Pull each line holding "Temperature" out of the entries below.

(Collection entries)
================
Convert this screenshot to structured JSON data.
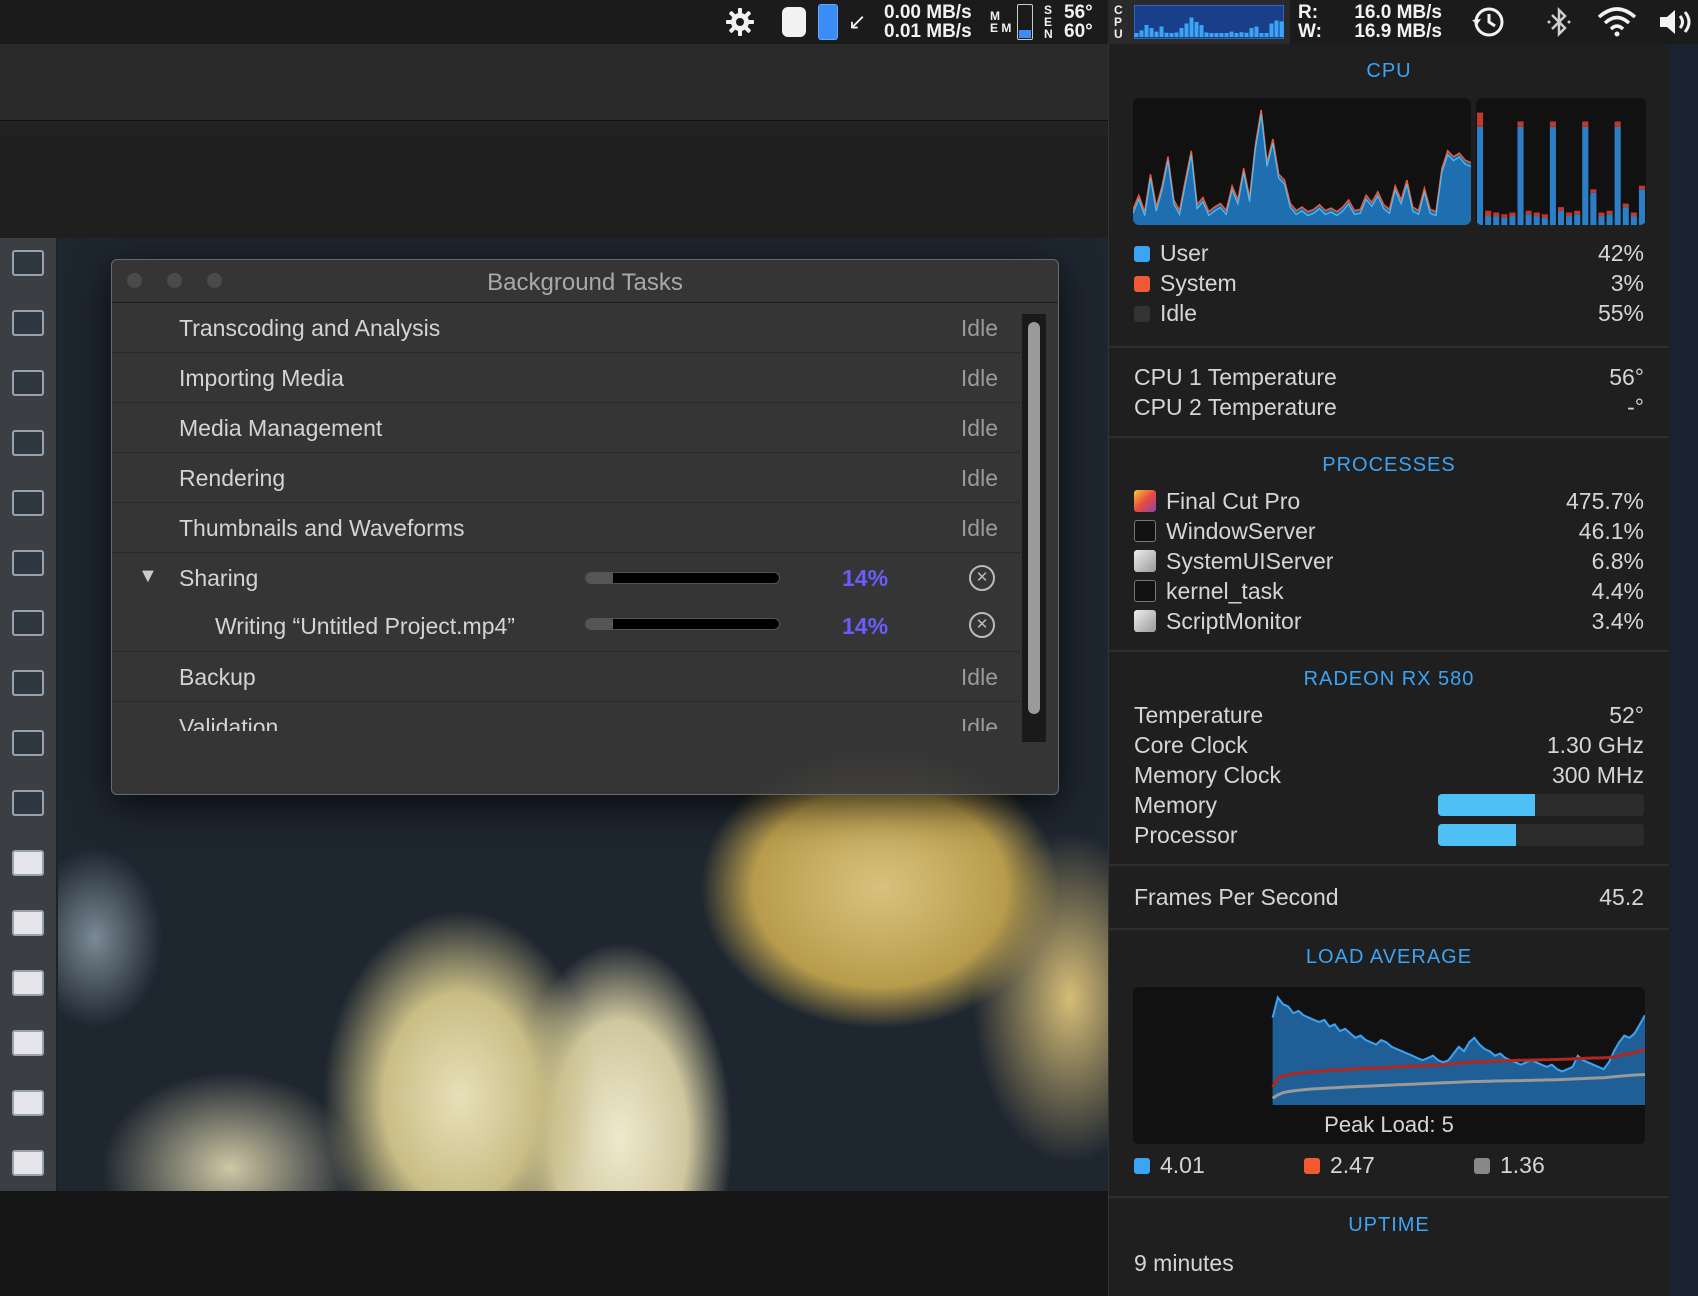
{
  "menubar": {
    "net_down": "0.00 MB/s",
    "net_up": "0.01 MB/s",
    "mem_label_top": "M",
    "mem_label_bottom": "E M",
    "sensor_label": "S E N",
    "sensor_temp_1": "56°",
    "sensor_temp_2": "60°",
    "cpu_label": "C P U",
    "disk_r_label": "R:",
    "disk_w_label": "W:",
    "disk_read": "16.0 MB/s",
    "disk_write": "16.9 MB/s"
  },
  "background_tasks": {
    "title": "Background Tasks",
    "tasks": [
      {
        "name": "Transcoding and Analysis",
        "status": "Idle"
      },
      {
        "name": "Importing Media",
        "status": "Idle"
      },
      {
        "name": "Media Management",
        "status": "Idle"
      },
      {
        "name": "Rendering",
        "status": "Idle"
      },
      {
        "name": "Thumbnails and Waveforms",
        "status": "Idle"
      }
    ],
    "sharing": {
      "name": "Sharing",
      "progress": 14,
      "percent_label": "14%",
      "expand_glyph": "▼"
    },
    "writing": {
      "name": "Writing “Untitled Project.mp4”",
      "progress": 14,
      "percent_label": "14%"
    },
    "backup": {
      "name": "Backup",
      "status": "Idle"
    },
    "validation": {
      "name": "Validation",
      "status": "Idle"
    }
  },
  "istat": {
    "cpu": {
      "title": "CPU",
      "user_label": "User",
      "user_value": "42%",
      "system_label": "System",
      "system_value": "3%",
      "idle_label": "Idle",
      "idle_value": "55%",
      "user_color": "#3ba4f5",
      "system_color": "#f05a35",
      "idle_color": "#333333",
      "temp1_label": "CPU 1 Temperature",
      "temp1_value": "56°",
      "temp2_label": "CPU 2 Temperature",
      "temp2_value": "-°",
      "history": [
        10,
        22,
        8,
        40,
        12,
        30,
        55,
        18,
        9,
        35,
        60,
        14,
        20,
        8,
        12,
        15,
        9,
        30,
        18,
        45,
        20,
        65,
        95,
        50,
        70,
        40,
        35,
        15,
        9,
        12,
        8,
        10,
        14,
        9,
        11,
        8,
        12,
        18,
        9,
        10,
        22,
        16,
        25,
        14,
        10,
        30,
        18,
        35,
        12,
        9,
        28,
        10,
        8,
        45,
        60,
        55,
        58,
        52,
        50
      ],
      "core_user": [
        55,
        5,
        5,
        4,
        5,
        55,
        6,
        5,
        4,
        55,
        8,
        5,
        6,
        55,
        18,
        5,
        6,
        55,
        10,
        5,
        20
      ],
      "core_system": [
        8,
        3,
        2,
        2,
        2,
        3,
        2,
        2,
        2,
        3,
        2,
        2,
        2,
        3,
        2,
        2,
        2,
        3,
        2,
        2,
        2
      ]
    },
    "processes": {
      "title": "PROCESSES",
      "items": [
        {
          "name": "Final Cut Pro",
          "value": "475.7%",
          "icon": "final-cut-pro-icon"
        },
        {
          "name": "WindowServer",
          "value": "46.1%",
          "icon": "terminal-icon"
        },
        {
          "name": "SystemUIServer",
          "value": "6.8%",
          "icon": "script-icon"
        },
        {
          "name": "kernel_task",
          "value": "4.4%",
          "icon": "terminal-icon"
        },
        {
          "name": "ScriptMonitor",
          "value": "3.4%",
          "icon": "script-icon"
        }
      ]
    },
    "gpu": {
      "title": "RADEON RX 580",
      "temp_label": "Temperature",
      "temp_value": "52°",
      "core_label": "Core Clock",
      "core_value": "1.30 GHz",
      "memclock_label": "Memory Clock",
      "memclock_value": "300 MHz",
      "memory_label": "Memory",
      "memory_level": 0.47,
      "processor_label": "Processor",
      "processor_level": 0.38
    },
    "fps": {
      "label": "Frames Per Second",
      "value": "45.2"
    },
    "load": {
      "title": "LOAD AVERAGE",
      "peak_label": "Peak Load: 5",
      "peak": 5,
      "avg1": "4.01",
      "avg5": "2.47",
      "avg15": "1.36",
      "color1": "#3ba4f5",
      "color5": "#f05a35",
      "color15": "#888888",
      "series1": [
        0,
        0,
        0,
        0,
        0,
        0,
        0,
        0,
        0,
        0,
        0,
        0,
        0,
        0,
        0,
        0,
        0,
        0,
        0,
        0,
        0,
        0,
        0,
        0,
        0,
        0,
        0,
        3.9,
        4.8,
        4.5,
        4.4,
        4.1,
        4.2,
        4.0,
        3.9,
        3.8,
        3.7,
        3.8,
        3.5,
        3.6,
        3.3,
        3.4,
        3.2,
        3.0,
        3.1,
        2.9,
        2.8,
        2.7,
        2.9,
        2.8,
        2.6,
        2.5,
        2.4,
        2.3,
        2.2,
        2.1,
        2.0,
        2.1,
        2.2,
        2.0,
        1.9,
        2.0,
        2.3,
        2.6,
        2.4,
        2.8,
        3.0,
        2.7,
        2.5,
        2.4,
        2.2,
        2.3,
        2.1,
        2.0,
        1.9,
        1.8,
        1.9,
        2.0,
        1.9,
        1.8,
        1.7,
        1.8,
        1.6,
        1.5,
        1.6,
        1.7,
        2.2,
        2.0,
        1.9,
        1.8,
        1.7,
        1.6,
        1.9,
        2.4,
        2.8,
        3.1,
        3.0,
        3.2,
        3.6,
        4.01
      ],
      "series5": [
        0,
        0,
        0,
        0,
        0,
        0,
        0,
        0,
        0,
        0,
        0,
        0,
        0,
        0,
        0,
        0,
        0,
        0,
        0,
        0,
        0,
        0,
        0,
        0,
        0,
        0,
        0,
        0.8,
        1.2,
        1.3,
        1.35,
        1.4,
        1.42,
        1.45,
        1.47,
        1.48,
        1.5,
        1.52,
        1.55,
        1.56,
        1.57,
        1.58,
        1.6,
        1.62,
        1.62,
        1.63,
        1.64,
        1.65,
        1.66,
        1.68,
        1.69,
        1.7,
        1.71,
        1.72,
        1.73,
        1.74,
        1.75,
        1.76,
        1.77,
        1.78,
        1.8,
        1.82,
        1.84,
        1.86,
        1.88,
        1.9,
        1.92,
        1.93,
        1.94,
        1.95,
        1.96,
        1.97,
        1.98,
        1.98,
        1.99,
        2.0,
        2.0,
        2.01,
        2.01,
        2.02,
        2.02,
        2.03,
        2.03,
        2.04,
        2.05,
        2.06,
        2.07,
        2.08,
        2.09,
        2.1,
        2.1,
        2.11,
        2.12,
        2.15,
        2.2,
        2.25,
        2.3,
        2.35,
        2.4,
        2.47
      ],
      "series15": [
        0,
        0,
        0,
        0,
        0,
        0,
        0,
        0,
        0,
        0,
        0,
        0,
        0,
        0,
        0,
        0,
        0,
        0,
        0,
        0,
        0,
        0,
        0,
        0,
        0,
        0,
        0,
        0.3,
        0.45,
        0.55,
        0.6,
        0.63,
        0.66,
        0.68,
        0.7,
        0.72,
        0.73,
        0.75,
        0.76,
        0.77,
        0.78,
        0.8,
        0.81,
        0.82,
        0.83,
        0.84,
        0.85,
        0.86,
        0.87,
        0.88,
        0.89,
        0.9,
        0.91,
        0.92,
        0.93,
        0.94,
        0.95,
        0.96,
        0.97,
        0.98,
        0.99,
        1.0,
        1.01,
        1.02,
        1.03,
        1.04,
        1.05,
        1.05,
        1.06,
        1.06,
        1.07,
        1.07,
        1.08,
        1.08,
        1.09,
        1.09,
        1.1,
        1.1,
        1.11,
        1.11,
        1.12,
        1.12,
        1.13,
        1.14,
        1.15,
        1.16,
        1.17,
        1.18,
        1.19,
        1.2,
        1.21,
        1.22,
        1.24,
        1.26,
        1.28,
        1.3,
        1.32,
        1.34,
        1.35,
        1.36
      ]
    },
    "uptime": {
      "title": "UPTIME",
      "value": "9 minutes"
    }
  }
}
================
[Response]
      "temp1_label": "CPU 1 Temperature",
      "temp2_label": "CPU 2 Temperature",
      "temp_label": "Temperature",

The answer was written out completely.